Sometimes it can take years to pull together a case, what happens to the extradited person in the meantime, experts ask? Would he have to be in prison, if he couldn't post bail?
In an another case, the NatWest Three, three British bankers accused of fraud as part of the Enron collapse were extradited under the treaty and confined to the Houston area and made to wear electronic monitoring tags so they would not flee the United States. But the bankers were wealthy and were even allowed to work. That's not an option for McKinnon, as his mother does not have large financial means and her son, because of his disease, cannot handle a dramatic change in his environment.
The 2003 Anglo-American treaty does require Britain to demonstrate a prima facie case to American authorities as part of an extradition request.
The McKinnon situation also focuses on a key dilemma facing international law in the cyber-age: Who has jurisdiction when a criminal act is initiated in one country via the web but the crime itself takes place in another? Which country is the appropriate forum for the trial, as the crime began in one place and finished in another?
"In political circles there are deep misgivings about this," said Carlile.
In fact, on Tuesday the House of Commons' Home Affairs Select Committee held hearings on the case. The committee is purely advisory, but following testimony from the former Home Secretary David Blunkett and McKinnon's mother it is likely to advise the government to re-negotiate the treaty.
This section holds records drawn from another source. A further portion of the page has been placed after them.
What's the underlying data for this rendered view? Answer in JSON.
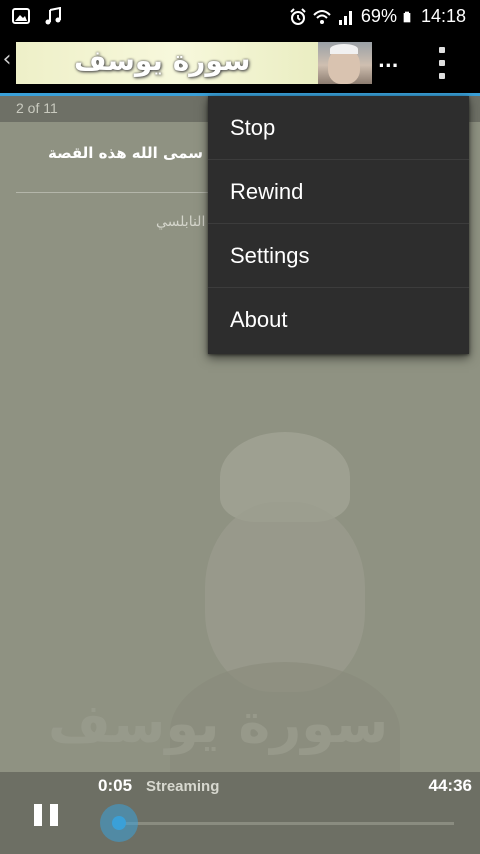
{
  "status_bar": {
    "battery_percent": "69%",
    "time": "14:18",
    "left_icons": [
      "image-icon",
      "music-note-icon"
    ],
    "right_icons": [
      "alarm-icon",
      "wifi-icon",
      "signal-icon",
      "battery-icon"
    ]
  },
  "app_bar": {
    "banner_title": "سورة يوسف",
    "ellipsis": "...",
    "accent_color": "#3aa0d8"
  },
  "pager": {
    "text": "2 of 11"
  },
  "content": {
    "item_title": "اذا سمى الله هذه القصة",
    "item_subtitle": "النابلسي",
    "watermark_text": "سورة يوسف"
  },
  "menu": {
    "items": [
      {
        "label": "Stop"
      },
      {
        "label": "Rewind"
      },
      {
        "label": "Settings"
      },
      {
        "label": "About"
      }
    ]
  },
  "player": {
    "elapsed": "0:05",
    "status": "Streaming",
    "duration": "44:36",
    "progress_fraction": 0.002
  }
}
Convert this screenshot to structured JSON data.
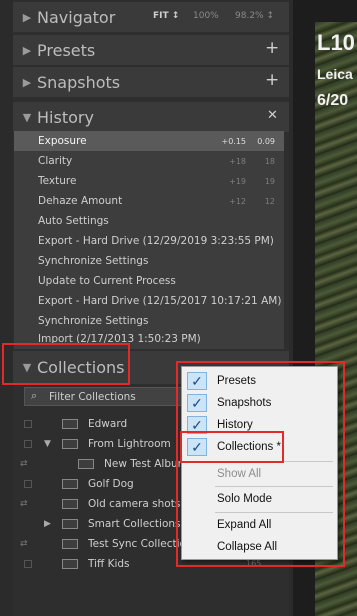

The committee's chairman, Labour Member of Parliament Keith Vaz, said, "The case of Gary McKinnon has served to highlight the problems that exist with the U.S.-U.K. Extradition Treaty — principally that it does not provide U.K. citizens with the same level of protection as U.S. citizens. The Home Affairs Committee found previously that Gary McKinnon should face his punishment in the U.K., particularly in light of his diagnosis with Asperger’s syndrome."
Vaz added, "To insist that Gary is extradited is, in my view, disproportionate to the damage caused by the offense committed and one of the main concerns in this specific case is the harm and distress that extradition will cause Gary.”
There is not likely to be much political will for extradition. As Carlile said, rather than commit a crime McKinnon did the United States a favor by exposing flaws in the Pentagon's cyber-security.
The United States' persistance in seeking McKinnon's extradition has led to wild speculation, including that it is payback for Scotland releasing convicted Lockerbie bomber Abdelbasset Ali al-Megrahi.
Asked "Why, given the fact that Britain has been America's staunchest ally in the decade since 9/11, is the Justice Department pursuing this?" and " Is there any sense that Attorney General [Eric] Holder is reconsidering the position he inherited on McKinnon, and allowing the guy — who suffers from Asperger's — to serve his time in Britain?" the Justice Department had a short answer.
It would provide no comment given the ongoing investigation.